Snailing Your Way To Success
It's Wednesday, time for another Writer's Tip. Last week I told you about the perils of sharing too much information with readers and how it could lead to identity theft. If you missed that post, you can jump back and read it here.
This week, I thought I'd lighten up a little with your tip of the week. We're talking about careers. Specifically, YOUR career in writing. This post was prompted by an online class I'm taking with the beautiful and wickedly talented R.L. Syme. She asked us to think about our goals, specifically our one year, five year, and ten year goals.
My answers tended toward reader engagement, telling kickass stories that take people out of their ordinary lives to the extraordinary, that kind of thing. Sure, I have monetary goals, but mostly my idea of success is touching reader's hearts. It's sappy, I know, but there you have it.
Some authors might have loftier goals, of say, making a million dollars in five years. Others might have a number of books published goals, or signing with their dream agent, or dream New York Publisher. Those are all valid and worthy goals. I still sometimes dream of signing with an amazing agent and getting a plum NY deal.
There is a lot of pressure right now to write as many books as we can, one every two months is most desirable, but that's not me. Bella Andre and Marie Force do it fabulously and I envy them their speed.
The point of today's post is this: Do what works for YOU. Not what works for Marie Force or Bella Andre, or even George R. R. Matin, who NO ONE will accuse of rushing his writing, but for you.
I can write fast. I have written fast, but I'm not happy with the work when I write fast. I like to take my time and thoroughly edit my novels before they are published. I want a kickass cover from my brilliant cover designer and I'm not willing to sacrifice quality for speedy publication. I'm not saying any of those other authors do this, I know they work hard to put out quality work and their sales reflect their success at it! I'm saying for ME, I know how long it takes me to write a book, how long it will take to edit it, and how long I'll need for publication. That's not two months. In fact, just thinking about publishing a book every two months gives me hives.

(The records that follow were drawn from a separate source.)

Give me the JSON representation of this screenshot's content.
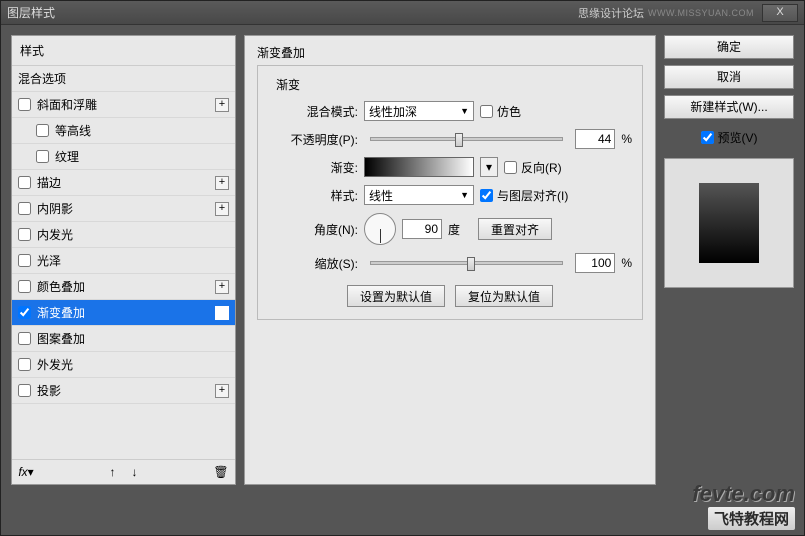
{
  "window": {
    "title": "图层样式",
    "forum": "思缘设计论坛",
    "url": "WWW.MISSYUAN.COM",
    "close": "X"
  },
  "styles": {
    "header": "样式",
    "blending_options": "混合选项",
    "items": [
      {
        "label": "斜面和浮雕",
        "checked": false,
        "expand": true,
        "indent": false
      },
      {
        "label": "等高线",
        "checked": false,
        "expand": false,
        "indent": true
      },
      {
        "label": "纹理",
        "checked": false,
        "expand": false,
        "indent": true
      },
      {
        "label": "描边",
        "checked": false,
        "expand": true,
        "indent": false
      },
      {
        "label": "内阴影",
        "checked": false,
        "expand": true,
        "indent": false
      },
      {
        "label": "内发光",
        "checked": false,
        "expand": false,
        "indent": false
      },
      {
        "label": "光泽",
        "checked": false,
        "expand": false,
        "indent": false
      },
      {
        "label": "颜色叠加",
        "checked": false,
        "expand": true,
        "indent": false
      },
      {
        "label": "渐变叠加",
        "checked": true,
        "expand": true,
        "indent": false,
        "selected": true
      },
      {
        "label": "图案叠加",
        "checked": false,
        "expand": false,
        "indent": false
      },
      {
        "label": "外发光",
        "checked": false,
        "expand": false,
        "indent": false
      },
      {
        "label": "投影",
        "checked": false,
        "expand": true,
        "indent": false
      }
    ],
    "expand_icon": "+"
  },
  "settings": {
    "section_title": "渐变叠加",
    "group_title": "渐变",
    "blend_mode_label": "混合模式:",
    "blend_mode_value": "线性加深",
    "dither_label": "仿色",
    "opacity_label": "不透明度(P):",
    "opacity_value": "44",
    "percent": "%",
    "gradient_label": "渐变:",
    "reverse_label": "反向(R)",
    "style_label": "样式:",
    "style_value": "线性",
    "align_label": "与图层对齐(I)",
    "angle_label": "角度(N):",
    "angle_value": "90",
    "degree": "度",
    "reset_align": "重置对齐",
    "scale_label": "缩放(S):",
    "scale_value": "100",
    "set_default": "设置为默认值",
    "reset_default": "复位为默认值"
  },
  "right": {
    "ok": "确定",
    "cancel": "取消",
    "new_style": "新建样式(W)...",
    "preview": "预览(V)"
  },
  "watermark": {
    "line1": "fevte.com",
    "line2": "飞特教程网"
  }
}
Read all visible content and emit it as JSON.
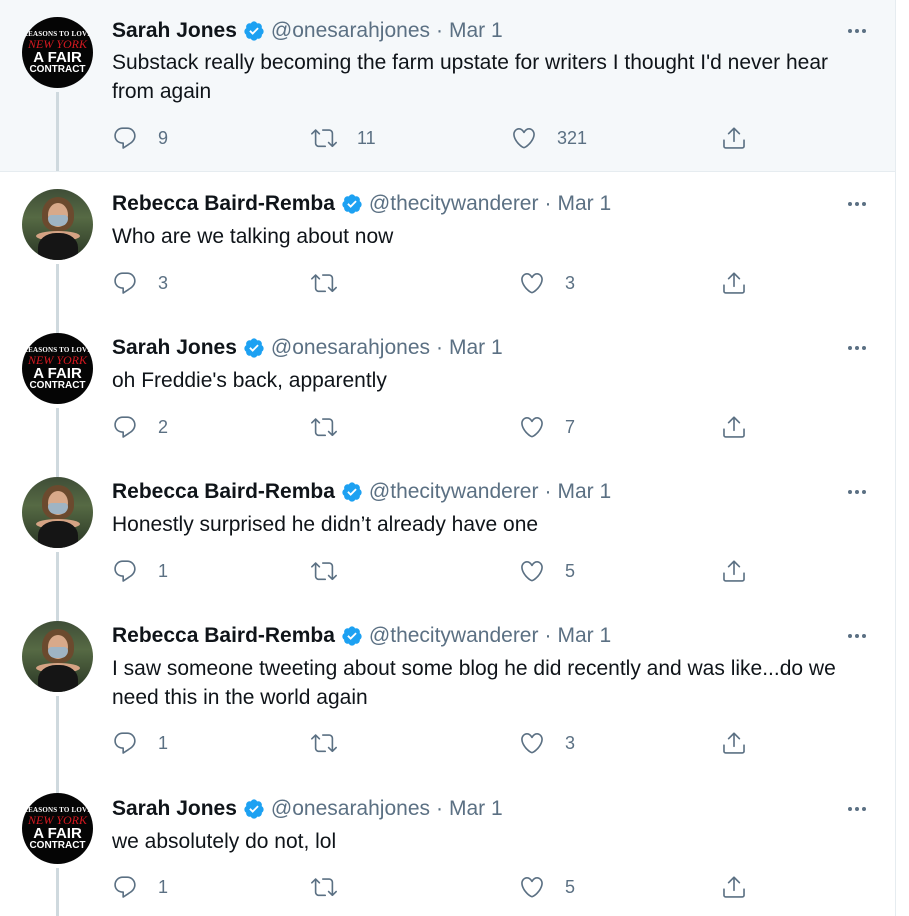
{
  "tweets": [
    {
      "author": "Sarah Jones",
      "handle": "@onesarahjones",
      "separator": "·",
      "date": "Mar 1",
      "text": "Substack really becoming the farm upstate for writers I thought I'd never hear from again",
      "replies": "9",
      "retweets": "11",
      "likes": "321",
      "avatar_lines": [
        "REASONS TO LOVE",
        "NEW YORK",
        "A FAIR",
        "CONTRACT"
      ]
    },
    {
      "author": "Rebecca Baird-Remba",
      "handle": "@thecitywanderer",
      "separator": "·",
      "date": "Mar 1",
      "text": "Who are we talking about now",
      "replies": "3",
      "retweets": "",
      "likes": "3"
    },
    {
      "author": "Sarah Jones",
      "handle": "@onesarahjones",
      "separator": "·",
      "date": "Mar 1",
      "text": "oh Freddie's back, apparently",
      "replies": "2",
      "retweets": "",
      "likes": "7",
      "avatar_lines": [
        "REASONS TO LOVE",
        "NEW YORK",
        "A FAIR",
        "CONTRACT"
      ]
    },
    {
      "author": "Rebecca Baird-Remba",
      "handle": "@thecitywanderer",
      "separator": "·",
      "date": "Mar 1",
      "text": "Honestly surprised he didn’t already have one",
      "replies": "1",
      "retweets": "",
      "likes": "5"
    },
    {
      "author": "Rebecca Baird-Remba",
      "handle": "@thecitywanderer",
      "separator": "·",
      "date": "Mar 1",
      "text": "I saw someone tweeting about some blog he did recently and was like...do we need this in the world again",
      "replies": "1",
      "retweets": "",
      "likes": "3"
    },
    {
      "author": "Sarah Jones",
      "handle": "@onesarahjones",
      "separator": "·",
      "date": "Mar 1",
      "text": "we absolutely do not, lol",
      "replies": "1",
      "retweets": "",
      "likes": "5",
      "avatar_lines": [
        "REASONS TO LOVE",
        "NEW YORK",
        "A FAIR",
        "CONTRACT"
      ]
    }
  ],
  "icons": {
    "verified": "verified-badge-icon",
    "more": "more-options-icon",
    "reply": "reply-icon",
    "retweet": "retweet-icon",
    "like": "like-icon",
    "share": "share-icon"
  },
  "colors": {
    "verified": "#1da1f2",
    "secondary_text": "#5b7083",
    "highlight_bg": "#f5f8fa",
    "thread_line": "#cfd9de"
  }
}
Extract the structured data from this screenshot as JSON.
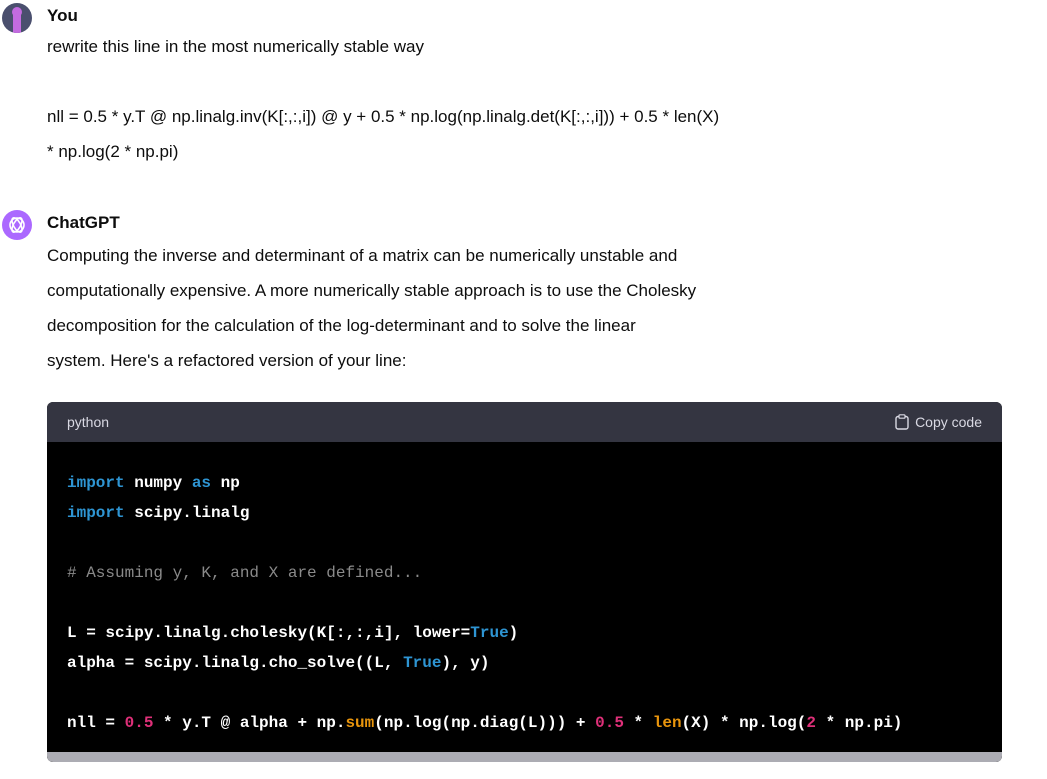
{
  "user": {
    "name": "You",
    "message": [
      "rewrite this line in the most numerically stable way",
      "",
      "nll = 0.5 * y.T @ np.linalg.inv(K[:,:,i]) @ y + 0.5 * np.log(np.linalg.det(K[:,:,i])) + 0.5 * len(X)",
      "* np.log(2 * np.pi)"
    ]
  },
  "assistant": {
    "name": "ChatGPT",
    "message": [
      "Computing the inverse and determinant of a matrix can be numerically unstable and",
      "computationally expensive. A more numerically stable approach is to use the Cholesky",
      "decomposition for the calculation of the log-determinant and to solve the linear",
      "system. Here's a refactored version of your line:"
    ],
    "code_block": {
      "language": "python",
      "copy_label": "Copy code",
      "colors": {
        "keyword": "#2e95d3",
        "comment": "#8a8a8a",
        "number": "#df3079",
        "builtin": "#e9950c",
        "plain": "#ffffff"
      },
      "lines": [
        [
          [
            "keyword",
            "import"
          ],
          [
            "plain",
            " numpy "
          ],
          [
            "keyword",
            "as"
          ],
          [
            "plain",
            " np"
          ]
        ],
        [
          [
            "keyword",
            "import"
          ],
          [
            "plain",
            " scipy.linalg"
          ]
        ],
        [],
        [
          [
            "comment",
            "# Assuming y, K, and X are defined..."
          ]
        ],
        [],
        [
          [
            "plain",
            "L = scipy.linalg.cholesky(K[:,:,i], lower="
          ],
          [
            "keyword",
            "True"
          ],
          [
            "plain",
            ")"
          ]
        ],
        [
          [
            "plain",
            "alpha = scipy.linalg.cho_solve((L, "
          ],
          [
            "keyword",
            "True"
          ],
          [
            "plain",
            "), y)"
          ]
        ],
        [],
        [
          [
            "plain",
            "nll = "
          ],
          [
            "number",
            "0.5"
          ],
          [
            "plain",
            " * y.T @ alpha + np."
          ],
          [
            "builtin",
            "sum"
          ],
          [
            "plain",
            "(np.log(np.diag(L))) + "
          ],
          [
            "number",
            "0.5"
          ],
          [
            "plain",
            " * "
          ],
          [
            "builtin",
            "len"
          ],
          [
            "plain",
            "(X) * np.log("
          ],
          [
            "number",
            "2"
          ],
          [
            "plain",
            " * np.pi)"
          ]
        ]
      ]
    }
  }
}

So here it is, permission for you to write at the pace you're comfortable with. Write what you love to write, not what the INDUSTRY! says you need to write. Take your time or write fast, it's up to you, no one else. If you have a deadline and your publisher demands you write faster, so be it, that's a career choice you made when you signed the contract, but for those books you can control the pace of your writing/editing/cover designing, do what feels natural for you.
Remember, this is a marathon, not a sprint. You need to look at your goals and remember this is a career choice. You're here for the long run, right? I hope when I'm 80 plus I'll still be rocking out the books and loving what I do. That gives me more than thirty years to do what I love. Thirty! That's a long, long time to get books written, don't you think?
And you probably have more time than that. So do it right. Don't rush just because ‘they' tell you to. Rush because you're a fast writer and love that pace. Or don't because you're like me and write slower. You can snail your way to success. It will happen. Probably not tomorrow. Maybe not even in a year, but it will come. Be patient. Enjoy the process while you're doing it and remember why you wanted to write in the first place.
For me, it's because I love to entertain. Telling stories gives me an outlet to touch readers. To make connections on a deeper level, and if I'm really lucky, to take them on a journey and away from their lives if even for an hour or so. When that happens, I'm truly blessed.
What does success look like to you? Is it millions of dollars in sales? Or a letter from a reader? What are your short and long-term goals? You don't have to share them with us, but I want you to start thinking about them. Write them down. Own them. Honor them.
Will you snail your way to success, or are you a prolific writer who can pump out six books a year? If so, I envy you! It's just not in me to be that fast, but I kind of wish it was. 🙂